The mobile push email power struggle

These days BlackBerrys and other smartphones seem to be more prevalent than newspapers on the subway. Despite the apparent progress, however, the old metric is still the rallying cry of the mobile email sector: There are approximately 642 million corporate email accounts that have yet to be mobilized, according to Current Analysis. A mere 8 million corporate email accounts, or 1.2 percent of the estimated 650 million accounts have been mobilized, which still leaves a massive market opportunity in the enterprise. Last year saw the emergence of a whole slew of "BlackBerry-killing" wannabes, as the patent lawsuit between NTP and RIM slightly damaged the BlackBerry maker's dominance in the sector. Good Technology, Intellisync and even Microsoft came out in a big way. Reports continue to circulate that mobile email increases the productivity of a company's workforce, so 2007 will continue to see the service push its way into more offices.

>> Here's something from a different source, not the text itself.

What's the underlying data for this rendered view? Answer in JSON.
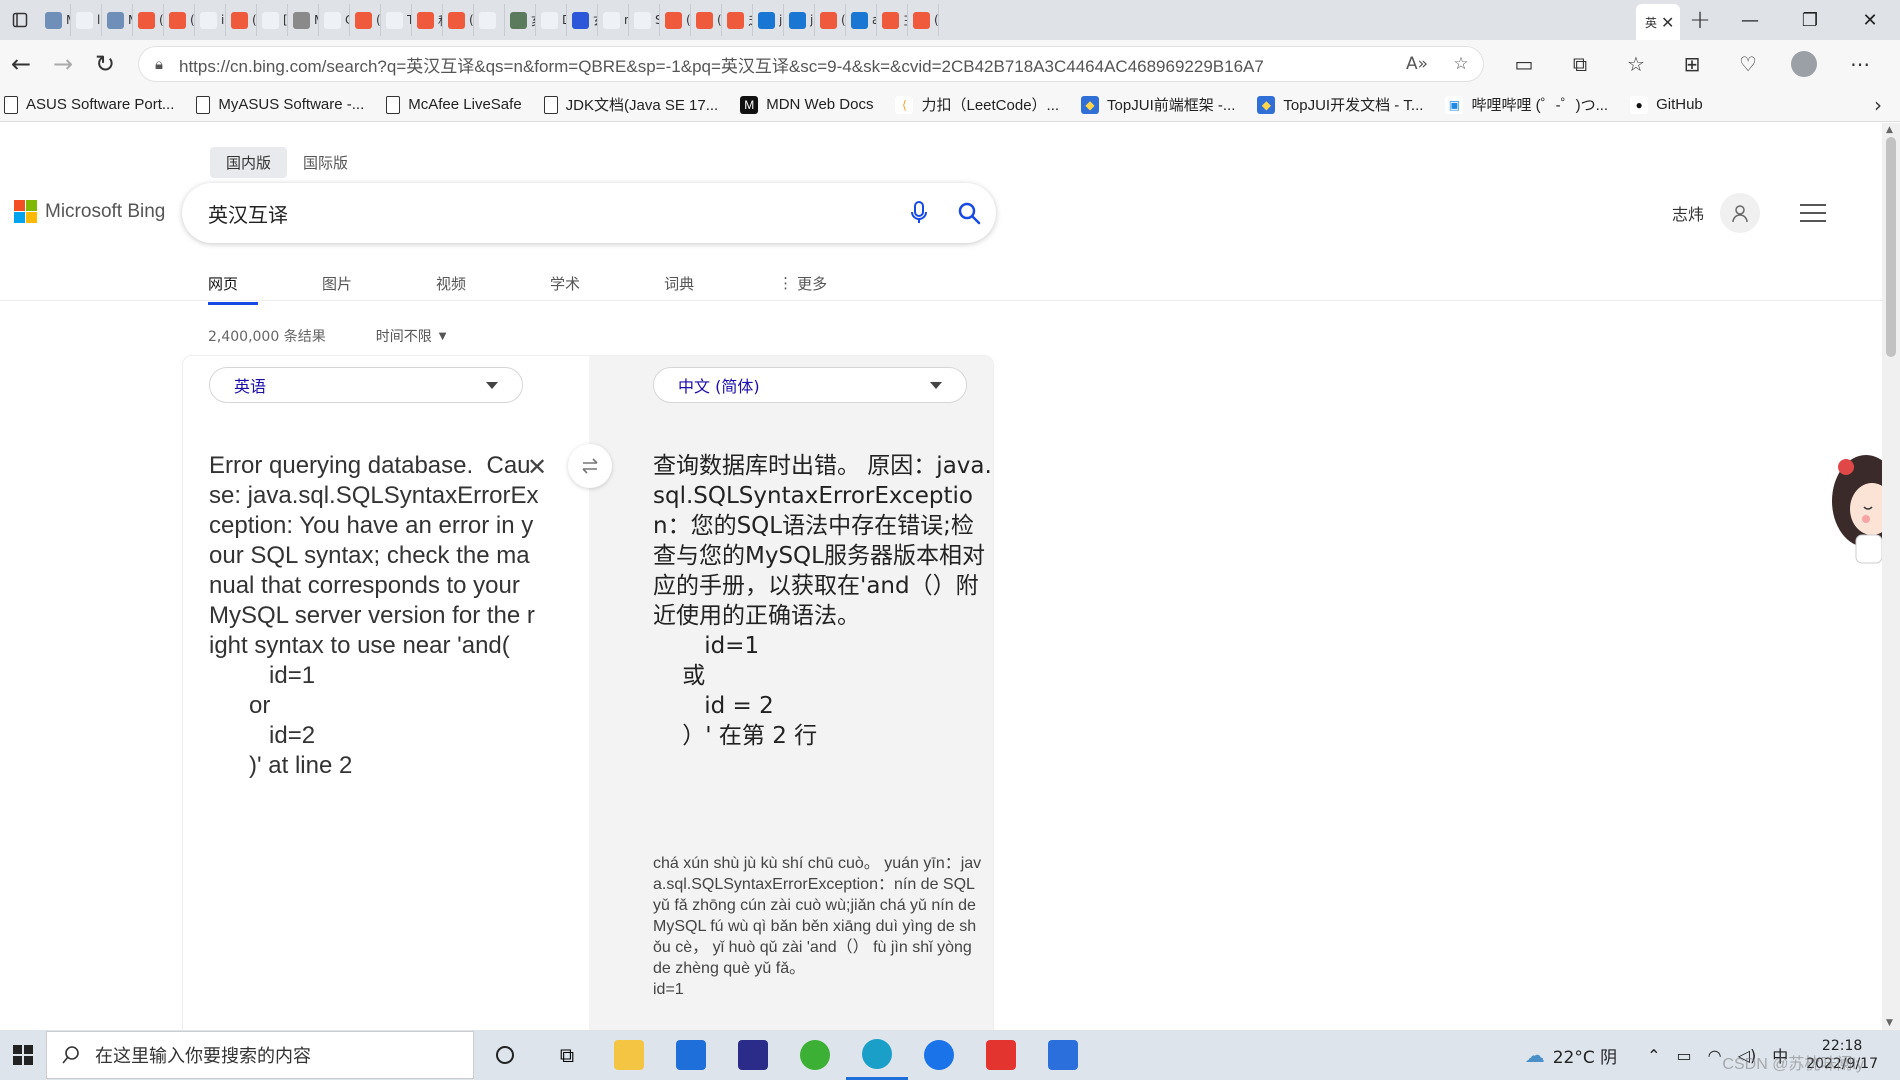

The new year will see more competition for RIM as many enterprises look to their old mainstay Microsoft for mobile email and consider Good and Intellisync's solutions more seriously now that Motorola and Nokia have (respectively) acquired those vendors. While some analysts predict Nokia's success in the enterprise mobile email market will continue to eke forward, its less expensive handsets, like the Nokia E-series smartphones should prove attractive to smaller companies. While costs will always prove a barrier for some companies, others will choose their vendor based on device form factors, touch screens or other user interface characteristics. While I believe Microsoft is set to create a sizable footprint in the sector this year, I think RIM will retain its stranglehold over the Crackberry addicts and remain the dominant force for at least another year.

Suggested Articles

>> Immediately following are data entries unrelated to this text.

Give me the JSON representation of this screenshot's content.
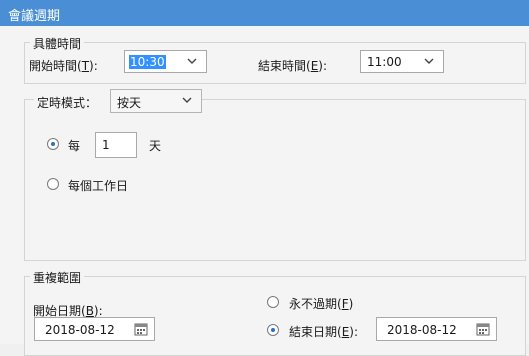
{
  "window": {
    "title": "會議週期"
  },
  "time_section": {
    "legend": "具體時間",
    "start_label": "開始時間(",
    "start_key": "T",
    "start_suffix": "):",
    "start_value": "10:30",
    "end_label": "結束時間(",
    "end_key": "E",
    "end_suffix": "):",
    "end_value": "11:00"
  },
  "schedule_section": {
    "mode_label": "定時模式：",
    "mode_value": "按天",
    "every_label": "每",
    "every_value": "1",
    "every_unit": "天",
    "workday_label": "每個工作日",
    "every_selected": true,
    "workday_selected": false
  },
  "repeat_section": {
    "legend": "重複範圍",
    "start_date_label": "開始日期(",
    "start_date_key": "B",
    "start_date_suffix": "):",
    "start_date_value": "2018-08-12",
    "never_label": "永不過期(",
    "never_key": "F",
    "never_suffix": ")",
    "end_date_label": "結束日期(",
    "end_date_key": "E",
    "end_date_suffix": "):",
    "end_date_value": "2018-08-12",
    "never_selected": false,
    "end_date_selected": true
  }
}
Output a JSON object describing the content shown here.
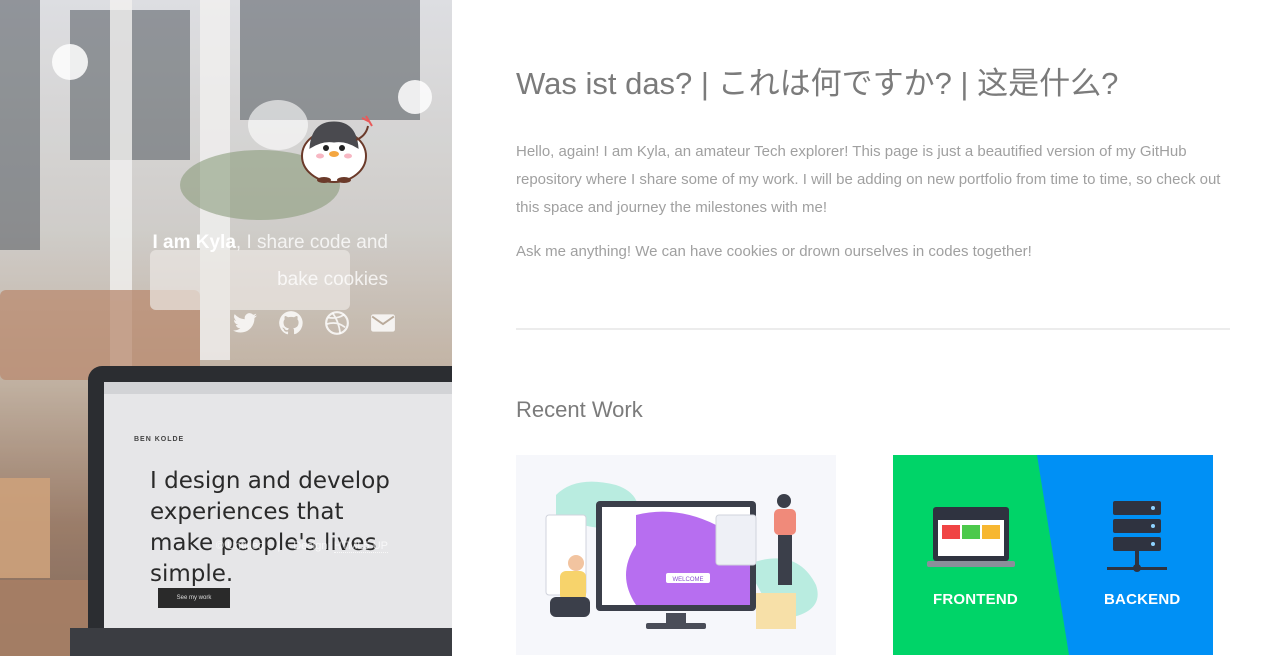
{
  "sidebar": {
    "tagline": {
      "name": "I am Kyla",
      "rest": ", I share code and bake cookies"
    },
    "social": [
      {
        "icon": "twitter-icon"
      },
      {
        "icon": "github-icon"
      },
      {
        "icon": "dribbble-icon"
      },
      {
        "icon": "envelope-icon"
      }
    ],
    "footer": {
      "copyright": "© Untitled",
      "separator": "|",
      "design_prefix": "Design: ",
      "design_link": "HTML5 UP"
    },
    "laptop_screen": {
      "logo": "BEN KOLDE",
      "headline": "I design and develop experiences that make people's lives simple.",
      "button": "See my work"
    }
  },
  "main": {
    "title": "Was ist das? | これは何ですか? | 这是什么?",
    "intro": "Hello, again! I am Kyla, an amateur Tech explorer! This page is just a beautified version of my GitHub repository where I share some of my work. I will be adding on new portfolio from time to time, so check out this space and journey the milestones with me!",
    "ask": "Ask me anything! We can have cookies or drown ourselves in codes together!",
    "recent_work": {
      "title": "Recent Work",
      "items": [
        {
          "label": "WELCOME"
        },
        {
          "label_left": "FRONTEND",
          "label_right": "BACKEND"
        }
      ]
    }
  },
  "colors": {
    "frontend_green": "#00d468",
    "backend_blue": "#0090f5",
    "body_text": "#a0a0a0",
    "heading": "#7b7b7b"
  }
}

Phase 1 would make up to $8 billion available for rural 5G deployments over 10 years.

T-Mobile is wasting no time putting Sprint’s trove of 2.5 GHz to work for it in a 5G realm.

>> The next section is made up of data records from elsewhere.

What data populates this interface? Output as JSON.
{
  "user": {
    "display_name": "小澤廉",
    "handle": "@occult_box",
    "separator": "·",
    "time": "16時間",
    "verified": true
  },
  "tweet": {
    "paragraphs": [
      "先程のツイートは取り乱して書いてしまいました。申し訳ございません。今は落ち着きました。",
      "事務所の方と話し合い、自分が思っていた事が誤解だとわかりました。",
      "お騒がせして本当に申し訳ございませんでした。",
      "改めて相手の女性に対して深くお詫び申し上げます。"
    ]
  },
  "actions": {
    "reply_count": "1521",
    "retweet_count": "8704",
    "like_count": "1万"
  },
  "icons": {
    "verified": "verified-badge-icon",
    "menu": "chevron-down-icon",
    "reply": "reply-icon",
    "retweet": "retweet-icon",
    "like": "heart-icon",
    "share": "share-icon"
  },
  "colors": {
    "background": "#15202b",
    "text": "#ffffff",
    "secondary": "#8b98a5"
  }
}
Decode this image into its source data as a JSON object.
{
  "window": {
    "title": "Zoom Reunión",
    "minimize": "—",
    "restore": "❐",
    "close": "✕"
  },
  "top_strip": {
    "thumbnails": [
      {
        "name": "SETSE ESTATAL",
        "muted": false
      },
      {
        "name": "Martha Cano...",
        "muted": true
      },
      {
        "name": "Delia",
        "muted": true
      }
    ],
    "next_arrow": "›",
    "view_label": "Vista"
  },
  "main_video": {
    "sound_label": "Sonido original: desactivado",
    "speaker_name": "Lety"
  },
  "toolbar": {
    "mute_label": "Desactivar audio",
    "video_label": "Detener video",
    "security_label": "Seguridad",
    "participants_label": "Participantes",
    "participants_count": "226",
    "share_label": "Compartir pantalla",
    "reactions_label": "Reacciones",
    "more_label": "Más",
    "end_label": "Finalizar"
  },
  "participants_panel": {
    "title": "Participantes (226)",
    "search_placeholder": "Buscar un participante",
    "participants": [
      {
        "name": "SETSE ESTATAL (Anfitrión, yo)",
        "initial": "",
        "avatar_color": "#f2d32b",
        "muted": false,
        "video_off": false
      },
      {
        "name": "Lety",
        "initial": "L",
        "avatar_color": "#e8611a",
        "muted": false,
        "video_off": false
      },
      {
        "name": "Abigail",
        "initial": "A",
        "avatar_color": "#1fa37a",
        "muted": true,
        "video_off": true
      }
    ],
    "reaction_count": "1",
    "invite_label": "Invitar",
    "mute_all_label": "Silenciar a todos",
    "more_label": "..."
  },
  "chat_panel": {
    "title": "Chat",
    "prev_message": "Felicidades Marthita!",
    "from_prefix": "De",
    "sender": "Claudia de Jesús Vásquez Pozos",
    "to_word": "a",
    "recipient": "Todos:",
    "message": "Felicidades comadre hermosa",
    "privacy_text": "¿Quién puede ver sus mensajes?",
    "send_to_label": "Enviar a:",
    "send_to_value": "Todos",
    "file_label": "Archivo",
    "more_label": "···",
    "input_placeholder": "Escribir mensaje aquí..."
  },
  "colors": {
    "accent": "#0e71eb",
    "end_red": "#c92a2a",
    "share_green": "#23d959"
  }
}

The Wi-Fi community is finally getting a much-needed infusion in the form of spectrum in the 6 GHz band.